All parents want what’s best for their children, but “what’s best” can sometimes seem unclear and may fluctuate. Should you be strict with your child, or afford them lenience and freedom? Should you try to distract them from their problems or focus on them? Should you push them to pursue their talents or back off and let them decide what’s best? A lot of ink has been spilled on the topic of parenting, for the very reason that it’s difficult to know “what’s best”, but there are tips you can follow to ensure that you play an active role in developing their child’s emotional wellbeing.
Child’s Emotional Wellbeing
Firstly, practice open communication. Communicating effectively isn’t a one-way street, and you have to be prepared to listen to your child. Sometimes as parents the impulse is to teach lessons and lay down the law, which in either case involves you saying a lot and them listening a lot. While of course it’s important to be a teacher, it’s imperative as well to be open to your child’s opinions and expressions.
If your child is expressing anger, frustration, excessive fear or sadness, don’t ignore them, and don’t attempt to trivialize these feelings. Saying “it’s just a phase”, or “you’re just grumpy”, may be wishful thinking on your part, but not particularly helpful. These feelings can indicate a deeper mental health issue, and demand attention both from you and possibly a mental health professional as well.
And it’s completely understandable if you think that seeking help is frightening – you have the image of a perfect family in your head, and believe that admitting its flaws is tantamount to failure. But it’s very much the opposite! In order for you to look after your child’s mental health effectively, you have to push a bit of pride away and really do what’s best for them. That might mean taking time out of your busy day to be a dedicated listener, or it might mean seeing a therapist for child counselling.
Another way to effectively care for your child’s emotional and mental wellbeing is to pay attention to your expectations. You want to encourage talent, yes, but you also want to accept limitations. It can be emotionally distressing for a child to feel like they’re not enough, or that despite their best efforts they can’t achieve your goals. Celebrate their accomplishments, but don’t put too much stock into them – trust that they will follow their passion to as far as it leads.
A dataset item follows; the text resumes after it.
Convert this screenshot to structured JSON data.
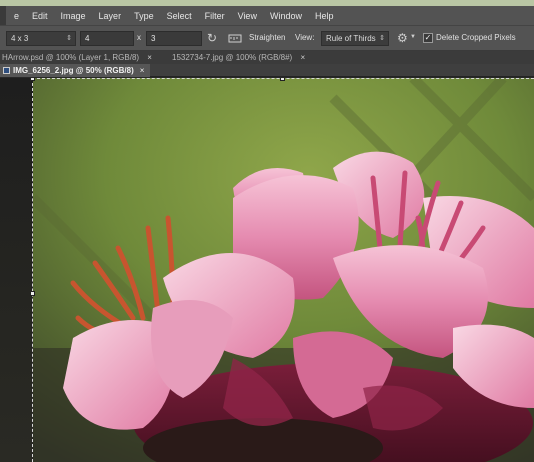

Finally, invite them to spend time with you. Bring your child into your life, involving them with what’s going on with you. That’s not to say you have to go ahead and unload your money troubles on them, or anything like that, but be frank and open with your life. Let them know about your work, or your daily activities, about the places you’d love to visit or interests you keep.
There is, of course, more to it than can be contained in an article, but starting with key tenets of listening, understanding, helping and involving, you can effectively care for your child’s emotional and mental wellbeing.